Ali Batchelor is St. Margaret’s Lead Lymphoedema Nurse Specialist. In this blog, she talks about her role in the hospice and explains what lymphoedema is…

“I started in the hospice as a Bank Nurse on the In-patient Unit in 2001 and then applied for the lymphoedema post in 2002 when the existing nurse left. Although I had very little experience in lymphoedema, the hospice sent me on a specialist course in Glasgow and I also learnt “on the job”, with good support from other services in the South West.  

I had 200 patients on the caseload then, so the service has grown, as has the team – we now look after 1600 patients with oedema across Somerset. 

Lymphoedema occurs when the lymph system is damaged or blocked; fluid builds up in soft body tissues and causes swelling. It can be caused by cancer and its treatment, such as having your lymph nodes removed. Other causes can include orthopaedic surgery, burns, problems with veins in your legs or it can be hereditary. Lymphoedema usually affects an arm or leg, but it can also affect other parts of the body. 

Treatments for lymphoedema include skin care, a form of lymphatic massage, compression hosiery and exercise. At St. Margaret’s we run an exercise class at both our Taunton and Yeovil hospices, and a swimming group in Taunton which our patients can access. We hold daily clinics in both hospices and regular clinics in Community Hospitals, while aiming to provide psychological support to our patients. We also provide teaching sessions on the recognition and management of lymphoedema to other healthcare professionals and work closely with specialist nurses in hospitals and with community nurses.

As well as this, we also monitor patients at risk of developing lymphoedema after breast cancer surgery, using a special machine that identifies extra fluid in the tissues before it is visible. We can then treat it at a very early stage, improving the outcome.

While lymphoedema is not curable, it can be managed using these treatments. Correct treatment improves mobility, reduces the risk of infections and aims to prevent the condition becoming worse. Patients can be referred to the St. Margaret's Lymphoedema Clinic by any healthcare professional.

Even though our service is very different from other services in the hospice as many of our patients do not have a life-limiting illness, in the Lymphoedema Team we feel very much a part of the hospice team and work closely with our colleagues on the In-patient Unit and in the community.

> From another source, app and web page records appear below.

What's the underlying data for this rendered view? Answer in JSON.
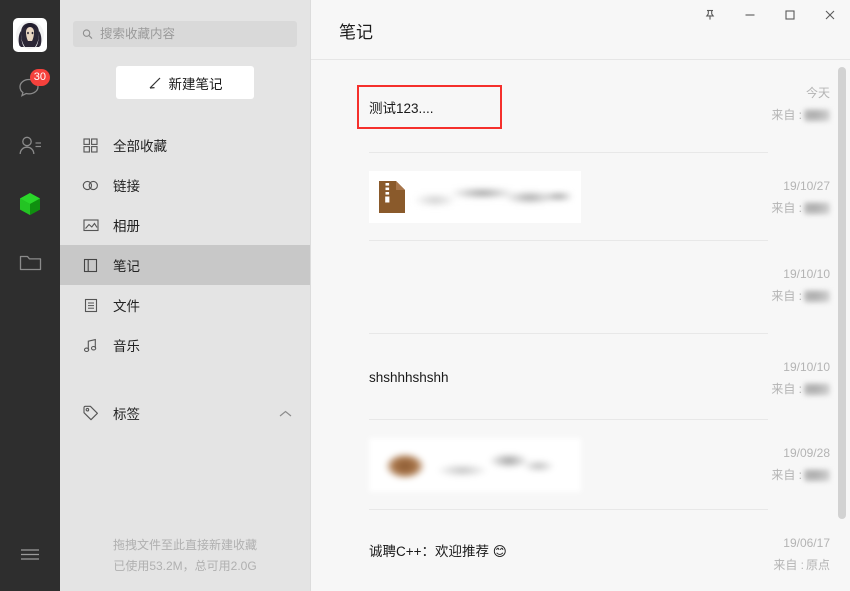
{
  "window": {
    "controls": [
      {
        "name": "pin-button",
        "glyph": "pin"
      },
      {
        "name": "minimize-button",
        "glyph": "minimize"
      },
      {
        "name": "maximize-button",
        "glyph": "maximize"
      },
      {
        "name": "close-button",
        "glyph": "close"
      }
    ]
  },
  "rail": {
    "avatar_alt": "user-avatar",
    "items": [
      {
        "icon": "chat-icon",
        "badge": "30"
      },
      {
        "icon": "contacts-icon",
        "badge": ""
      },
      {
        "icon": "favorites-box-icon",
        "badge": "",
        "active": true,
        "color": "#25c226"
      },
      {
        "icon": "files-icon",
        "badge": ""
      }
    ],
    "menu_icon": "hamburger-menu-icon"
  },
  "sidebar": {
    "search": {
      "placeholder": "搜索收藏内容",
      "value": "",
      "icon": "search-icon"
    },
    "new_note": {
      "label": "新建笔记",
      "icon": "pencil-icon"
    },
    "nav": [
      {
        "label": "全部收藏",
        "icon": "grid-icon",
        "active": false
      },
      {
        "label": "链接",
        "icon": "link-icon",
        "active": false
      },
      {
        "label": "相册",
        "icon": "image-icon",
        "active": false
      },
      {
        "label": "笔记",
        "icon": "note-icon",
        "active": true
      },
      {
        "label": "文件",
        "icon": "file-icon",
        "active": false
      },
      {
        "label": "音乐",
        "icon": "music-icon",
        "active": false
      }
    ],
    "tags": {
      "label": "标签",
      "icon": "tag-icon",
      "chevron": "chevron-up-icon"
    },
    "footer": {
      "line1": "拖拽文件至此直接新建收藏",
      "line2": "已使用53.2M，总可用2.0G"
    }
  },
  "main": {
    "title": "笔记",
    "from_label": "来自 :",
    "items": [
      {
        "kind": "text",
        "text": "测试123....",
        "highlighted": true,
        "date": "今天",
        "from": "",
        "from_blurred": true
      },
      {
        "kind": "attachment",
        "text": "",
        "attachment_icon": "zip-file-icon",
        "attachment_color": "#8a5a2b",
        "highlighted": false,
        "date": "19/10/27",
        "from": "",
        "from_blurred": true
      },
      {
        "kind": "empty",
        "text": "",
        "highlighted": false,
        "date": "19/10/10",
        "from": "",
        "from_blurred": true
      },
      {
        "kind": "text",
        "text": "shshhhshshh",
        "highlighted": false,
        "date": "19/10/10",
        "from": "",
        "from_blurred": true
      },
      {
        "kind": "image",
        "text": "",
        "highlighted": false,
        "date": "19/09/28",
        "from": "",
        "from_blurred": true
      },
      {
        "kind": "text",
        "text": "诚聘C++：欢迎推荐 😊",
        "highlighted": false,
        "date": "19/06/17",
        "from": "原点",
        "from_blurred": false
      }
    ]
  },
  "colors": {
    "accent_green": "#25c226",
    "badge_red": "#f5413c",
    "highlight_red": "#f5302c",
    "sidebar_bg": "#e4e4e4",
    "rail_bg": "#2e2e2e",
    "main_bg": "#f7f7f7"
  }
}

It is lovely to be able to work 1:1 with our patients and, as lymphoedema is a chronic condition, they often stay with us for years, allowing us to build a good relationship. It is hugely satisfying to see the results of our treatments and how they can improve our patients’ quality of life. ”